The poet T. S. Eliot, famous for being an anagram of Toilets, once wrote "April is the cruellest month." I've oft explained that I think Eliot was very wrong in this observation, because February is the cruellest month. But I might agree that April is the crewelist month, mainly because my partner seems to have acquired at least a dozen skeins of yarn in the past few weeks. Generally speaking, she likes to spend her evenings knitting and reading interesting stories on the Internet, which I guess proves that she really enjoys a good yarn.
What she doesn't enjoy, in spite of her yarn affinity, is when I loom over her, especially if I begin needling her about whatever she's reading. What can I say; not everyone appreciates my warped sense of humor. She would prefer that I go upstairs and weave some stories of my own instead.
And it's a good time for it, because April is National Poetry Month. For those who tremble in fear at the mention of poetry, it may seem that Eliot's initial analysis was correct. (Analyzing his initials ... T.S.: Terrifying Stuff) Not all of poetry is such an inhospitable Waste Land. There are as many kinds of poetry as there are of movies, and you rarely hear someone say, "Oh, I don't really like movies." But you do sometimes hear people say, "Oh, I don't really like poetry." Or even "Oh, I don't really like when Seth puts words in my mouth." The point that I am making here is this:
A poem or a movie is

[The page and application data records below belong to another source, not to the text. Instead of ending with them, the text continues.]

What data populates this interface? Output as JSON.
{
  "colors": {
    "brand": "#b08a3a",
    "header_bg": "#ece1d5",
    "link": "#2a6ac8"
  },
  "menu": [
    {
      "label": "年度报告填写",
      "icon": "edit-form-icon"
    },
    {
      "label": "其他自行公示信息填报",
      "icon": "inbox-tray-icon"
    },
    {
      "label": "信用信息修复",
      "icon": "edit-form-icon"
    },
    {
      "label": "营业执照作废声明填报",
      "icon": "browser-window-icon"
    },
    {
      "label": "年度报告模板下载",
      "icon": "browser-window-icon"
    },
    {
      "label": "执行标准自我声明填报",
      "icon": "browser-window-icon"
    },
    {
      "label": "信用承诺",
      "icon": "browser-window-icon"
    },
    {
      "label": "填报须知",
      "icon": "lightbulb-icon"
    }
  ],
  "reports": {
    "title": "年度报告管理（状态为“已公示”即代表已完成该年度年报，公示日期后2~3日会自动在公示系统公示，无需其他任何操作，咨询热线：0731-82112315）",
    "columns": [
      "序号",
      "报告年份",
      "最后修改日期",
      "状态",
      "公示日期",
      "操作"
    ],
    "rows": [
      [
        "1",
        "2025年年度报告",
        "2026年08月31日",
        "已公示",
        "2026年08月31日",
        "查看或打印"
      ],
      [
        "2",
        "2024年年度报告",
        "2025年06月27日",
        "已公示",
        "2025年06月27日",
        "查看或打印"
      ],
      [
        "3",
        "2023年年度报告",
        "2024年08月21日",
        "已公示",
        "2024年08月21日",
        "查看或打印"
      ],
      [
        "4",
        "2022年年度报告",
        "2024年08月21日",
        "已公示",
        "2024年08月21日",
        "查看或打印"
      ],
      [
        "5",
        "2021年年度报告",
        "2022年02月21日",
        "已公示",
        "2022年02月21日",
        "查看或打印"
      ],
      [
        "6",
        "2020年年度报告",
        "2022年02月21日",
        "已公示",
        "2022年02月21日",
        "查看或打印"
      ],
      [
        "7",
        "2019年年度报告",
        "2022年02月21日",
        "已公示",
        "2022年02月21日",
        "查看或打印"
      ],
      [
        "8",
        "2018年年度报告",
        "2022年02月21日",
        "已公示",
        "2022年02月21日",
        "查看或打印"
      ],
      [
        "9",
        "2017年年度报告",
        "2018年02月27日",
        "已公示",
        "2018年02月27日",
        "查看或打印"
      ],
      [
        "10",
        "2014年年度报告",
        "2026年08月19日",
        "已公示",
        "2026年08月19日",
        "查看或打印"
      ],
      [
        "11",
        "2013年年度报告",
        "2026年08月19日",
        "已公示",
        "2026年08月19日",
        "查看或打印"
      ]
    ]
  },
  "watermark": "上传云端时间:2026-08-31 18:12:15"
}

Because people like different types of movies, and while I may not understand why a movie about a Hangover would need to be made at all, let alone require a sequel, apparently many people enjoy that sort of thing. But even if the worst series of novels of the century is made into a film franchise (I'm looking at you, sparkly glampires and stalker-loving protagonists), it would not diminish my enthusiasm for high-brow intellectual films where mutants with metal claws and laser beam eyes fight against flying magnetic men and magical juggernauts.
Which I guess goes to prove the old saying, one man's flying magnetic mutant is another man's sparkly vampire. Or possibly there was something about poisoned meat; I never actually listened to the old sayings very carefully.

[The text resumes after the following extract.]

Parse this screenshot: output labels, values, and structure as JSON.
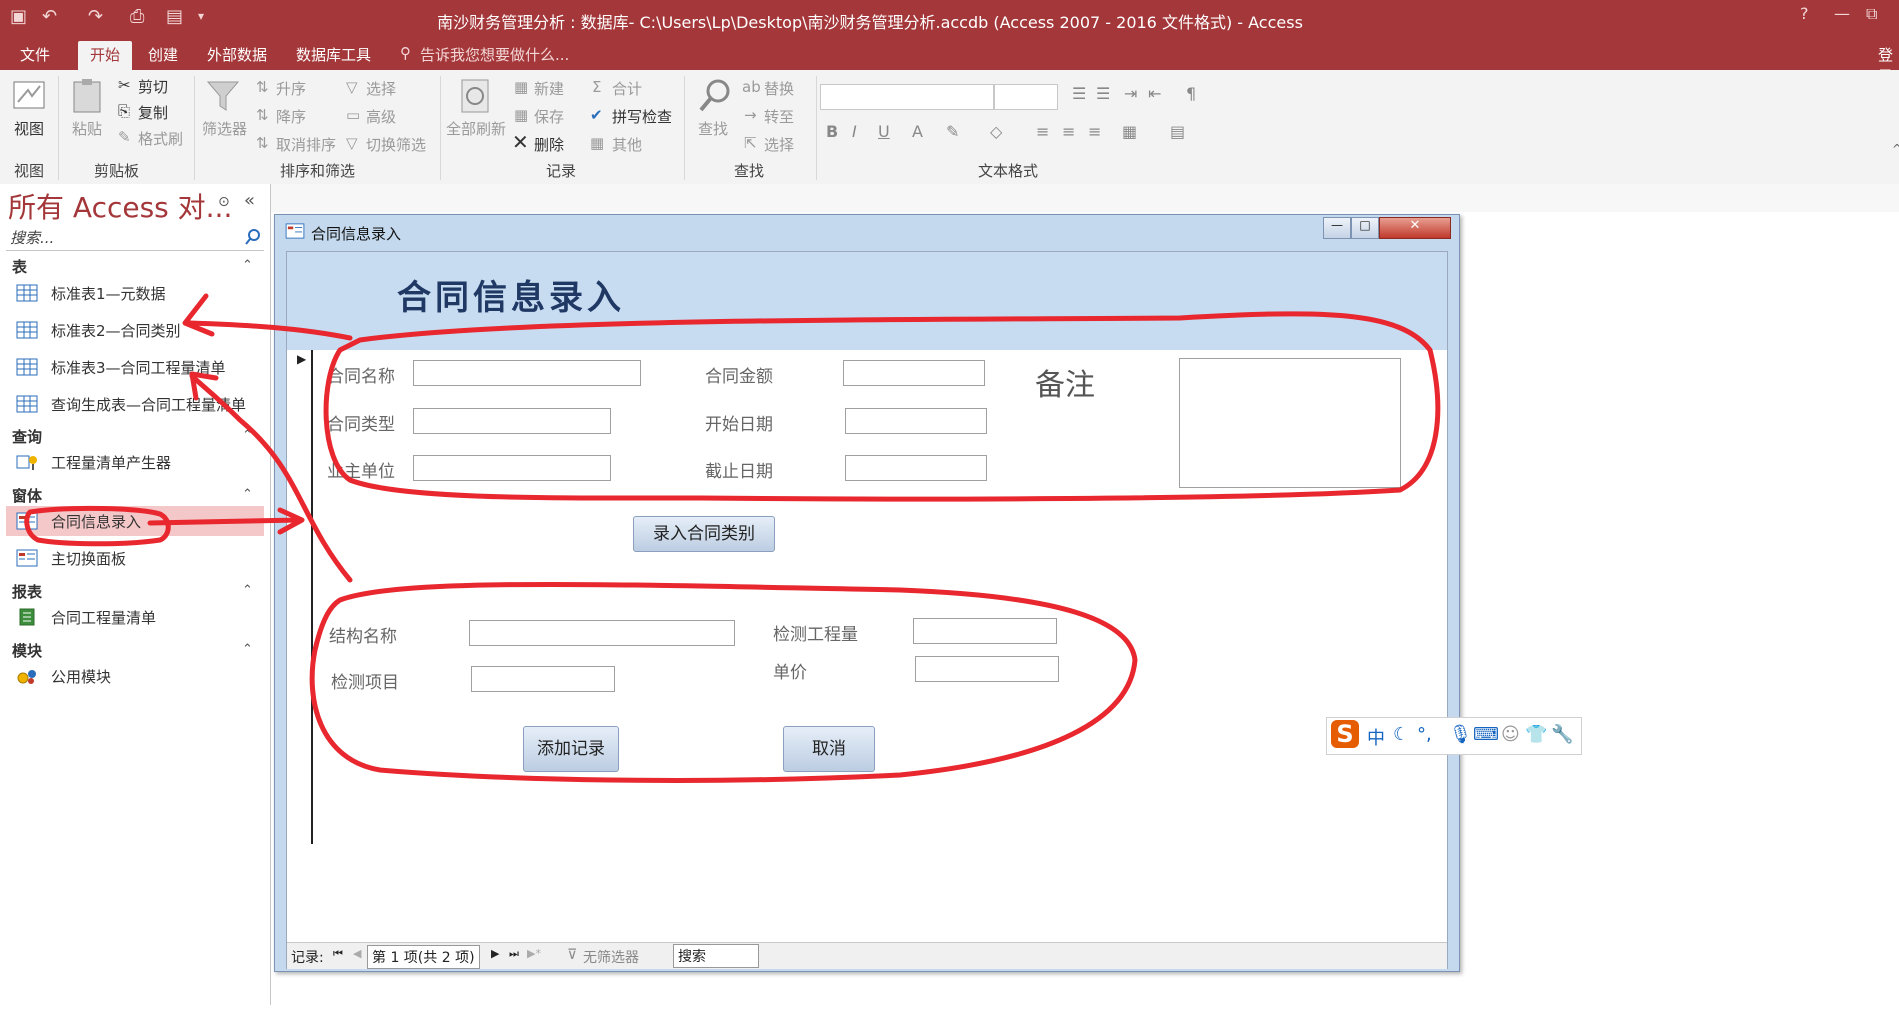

But I listen to poetry carefully, and for this month, that will have to be good enough. My head filled with windowside ravens, red wheelbarrows, burning tigers, and brave Viking warriors, it occurs to me that over the years, the world's poets have probably spun even more yarns than the world's weavers.
But I don't want to knit-pick.
Seth Brown is a humor writer whose longest poem is a line-by-line translation of the first five books of the Bible into rhyming couplets, From God To Verse. His shortest poem explores existentialism: "I sigh." His work appears weekly in the Transcript, and weakly on RisingPun.com.